┌────────

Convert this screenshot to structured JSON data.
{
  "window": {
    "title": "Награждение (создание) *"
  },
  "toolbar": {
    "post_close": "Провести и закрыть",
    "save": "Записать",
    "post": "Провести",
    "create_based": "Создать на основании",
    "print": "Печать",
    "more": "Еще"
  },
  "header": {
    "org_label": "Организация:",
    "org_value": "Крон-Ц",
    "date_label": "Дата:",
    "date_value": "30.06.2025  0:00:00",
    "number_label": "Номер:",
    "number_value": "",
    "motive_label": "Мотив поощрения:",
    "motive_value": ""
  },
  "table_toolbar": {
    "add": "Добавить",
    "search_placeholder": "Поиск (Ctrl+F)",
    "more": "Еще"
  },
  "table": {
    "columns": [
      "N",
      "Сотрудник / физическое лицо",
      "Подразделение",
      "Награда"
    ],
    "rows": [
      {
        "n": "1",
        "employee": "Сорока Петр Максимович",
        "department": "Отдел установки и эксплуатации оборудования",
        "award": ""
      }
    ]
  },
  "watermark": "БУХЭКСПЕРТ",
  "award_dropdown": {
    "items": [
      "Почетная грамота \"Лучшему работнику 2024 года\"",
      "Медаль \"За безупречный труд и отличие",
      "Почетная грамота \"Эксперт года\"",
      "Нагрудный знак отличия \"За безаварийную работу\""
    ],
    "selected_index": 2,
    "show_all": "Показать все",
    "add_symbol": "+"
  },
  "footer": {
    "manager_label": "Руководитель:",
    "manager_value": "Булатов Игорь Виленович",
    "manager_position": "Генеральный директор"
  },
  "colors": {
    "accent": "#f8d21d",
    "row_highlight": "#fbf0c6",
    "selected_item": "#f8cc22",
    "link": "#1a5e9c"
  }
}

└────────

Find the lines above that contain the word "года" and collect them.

▶ [EXERCISE ANSWER]
      "Почетная грамота \"Лучшему работнику 2024 года\"",
      "Почетная грамота \"Эксперт года\"",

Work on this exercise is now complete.